The decision came in Friday’s In re Ingram (Okla. Ct. App. Mar. 21, 2014), but the Oklahoma Court of Civil Appeals had already held something similar in In re Harvey (Okla. Ct. Civ. App. 2012), a decision that came after the lower court decision in this case (some paragraph breaks added):

Title 12, § 1634 provides:

The material allegations of the petition shall be sustained by sworn evidence, and the prayer of the petition shall be granted unless the court or judge finds that the change is sought for an illegal or fraudulent purpose, or that a material allegation in the petition is false.

… The law does not require males be given traditionally male names, or females traditionally female names, by their parents at birth. Additionally, there are numerous gender-androgynous names.

The relevant issue in a name change proceeding is not whether the applicant’s DNA corresponds with the traditionally male or female name preferred by the applicant. The statute does not change the sex of the applicant, only the applicant’s name.
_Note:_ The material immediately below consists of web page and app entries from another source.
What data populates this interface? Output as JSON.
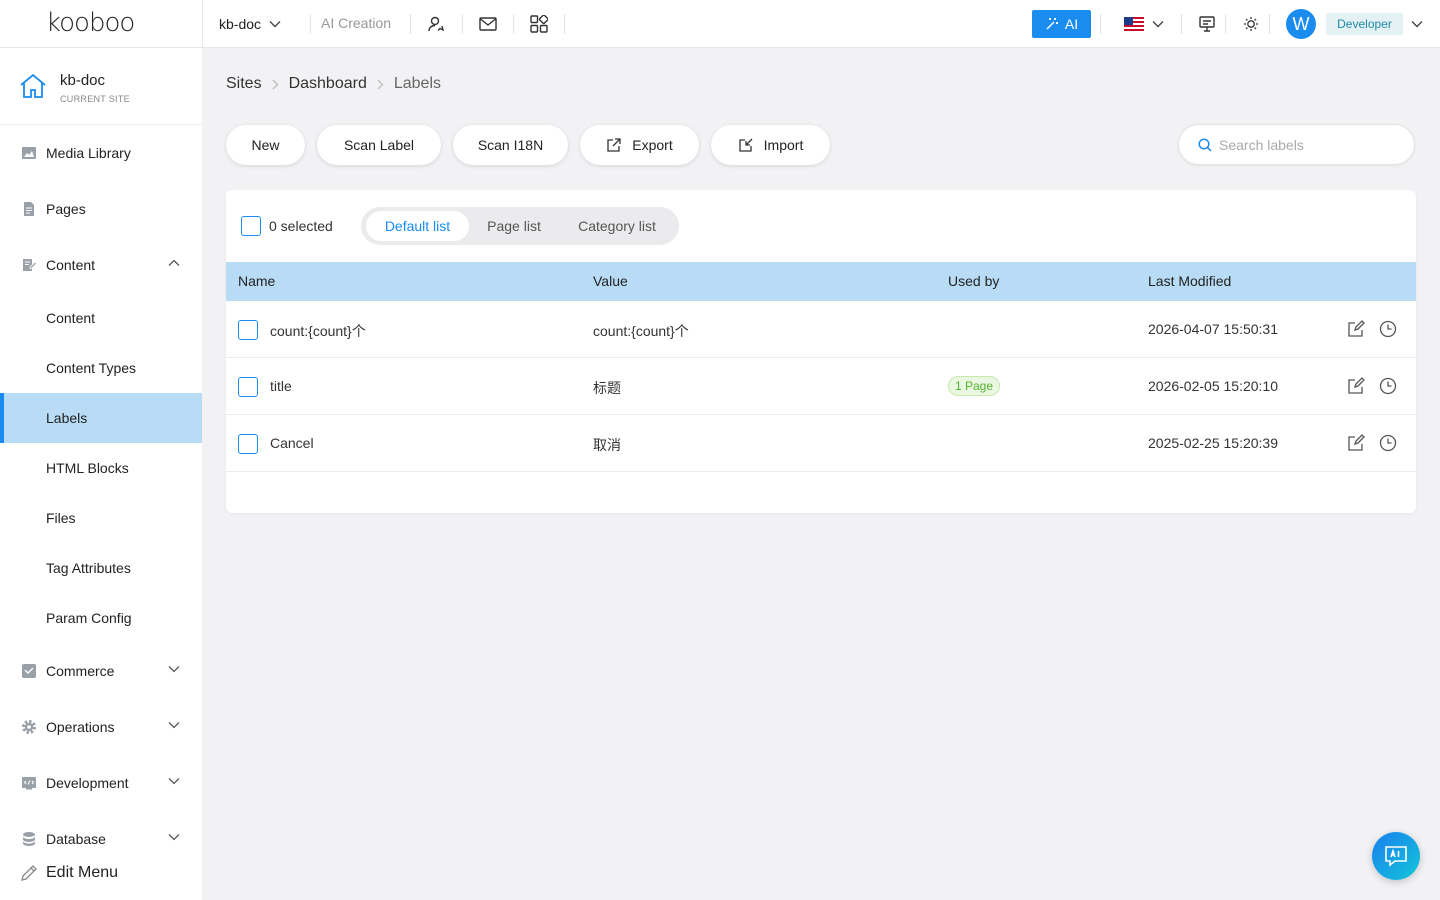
{
  "header": {
    "logo": "kooboo",
    "site_name": "kb-doc",
    "ai_creation": "AI Creation",
    "ai_button": "AI",
    "avatar_letter": "W",
    "role": "Developer",
    "accent_color": "#1a8cf0"
  },
  "sidebar": {
    "current_site_name": "kb-doc",
    "current_site_caption": "CURRENT SITE",
    "items": [
      {
        "label": "Media Library",
        "icon": "image-icon"
      },
      {
        "label": "Pages",
        "icon": "page-icon"
      },
      {
        "label": "Content",
        "icon": "content-icon",
        "expanded": true
      },
      {
        "label": "Content"
      },
      {
        "label": "Content Types"
      },
      {
        "label": "Labels",
        "active": true
      },
      {
        "label": "HTML Blocks"
      },
      {
        "label": "Files"
      },
      {
        "label": "Tag Attributes"
      },
      {
        "label": "Param Config"
      },
      {
        "label": "Commerce",
        "icon": "cart-icon"
      },
      {
        "label": "Operations",
        "icon": "gear-icon"
      },
      {
        "label": "Development",
        "icon": "code-icon"
      },
      {
        "label": "Database",
        "icon": "database-icon"
      }
    ],
    "edit_menu": "Edit Menu"
  },
  "breadcrumb": [
    "Sites",
    "Dashboard",
    "Labels"
  ],
  "toolbar": {
    "new": "New",
    "scan_label": "Scan Label",
    "scan_i18n": "Scan I18N",
    "export": "Export",
    "import": "Import",
    "search_placeholder": "Search labels"
  },
  "list": {
    "selected_text": "0 selected",
    "tabs": [
      "Default list",
      "Page list",
      "Category list"
    ],
    "active_tab": "Default list",
    "columns": [
      "Name",
      "Value",
      "Used by",
      "Last Modified"
    ],
    "rows": [
      {
        "name": "count:{count}个",
        "value": "count:{count}个",
        "used_by": "",
        "modified": "2026-04-07 15:50:31"
      },
      {
        "name": "title",
        "value": "标题",
        "used_by": "1 Page",
        "modified": "2026-02-05 15:20:10"
      },
      {
        "name": "Cancel",
        "value": "取消",
        "used_by": "",
        "modified": "2025-02-25 15:20:39"
      }
    ]
  }
}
The trial court’s denial was not based on a finding that a material allegation in the petition was false. Therefore, the relevant issue is whether the applicant is seeking a name change for an illegal or fraudulent purpose. We hold that the trial court abused its discretion by overruling Harvey’s Motion for New Trial and denying his application for a change of name. The trial court’s finding that Harvey sought a name change for an illegal or fraudulent purpose is not supported by the evidence.

Because we hold the trial court abused its discretion by failing to apply the standard set forth in 12 O.S. § 1634, we will not address Harvey’s constitutional arguments. The trial court’s judgment is reversed, and the case is remanded with directions to enter judgment granting Harvey’s change of name.

Ingram’s case was basically the same as Harvey’s. Here, by the way, is an account from The Oklahoman about the trial judge’s reasoning:

“A so-called sex-change surgery can make one appear to be the opposite sex, but in fact they are nothing more than an imitation of the opposite sex,” the judge wrote in a seven-page order [in 2011].

“Here, petitioner has not even had the surgery by which his sex purports to be changed. Thus, based on the foregoing and the DNA evidence, a sex change cannot make a man a woman or a woman a man all of which, the Court finds is sufficient in and of itself to deny petitioner’s request for a name change,” Graves wrote.

“To grant a name change in this case would be to assist that which is fraudulent,” Graves wrote. “It is notable that Genesis 1:27-28 states: ‘So God created man in his own image, in the image of God created he him; male and female created he them. And God blessed them, and God said unto them, be fruitful, and multiply, and replenish the earth …’ The DNA code shows God meant for them to stay male and female.”

The judge also wrote about not wanting to be “complicit in legitimizing sex changes through changes of names.”

Well, that’s the trouble with being a judge — you have to be complicit in what the law provides, regardless of your interpretations of Genesis. And, as the Oklahoma appellate courts have made clear, Oklahoma name change law allows men to change their names to traditionally female names (and women to traditionally male names), without regard to their chromosomes.

Thanks to Prof. Howard Friedman (Religion Clause) for the pointer.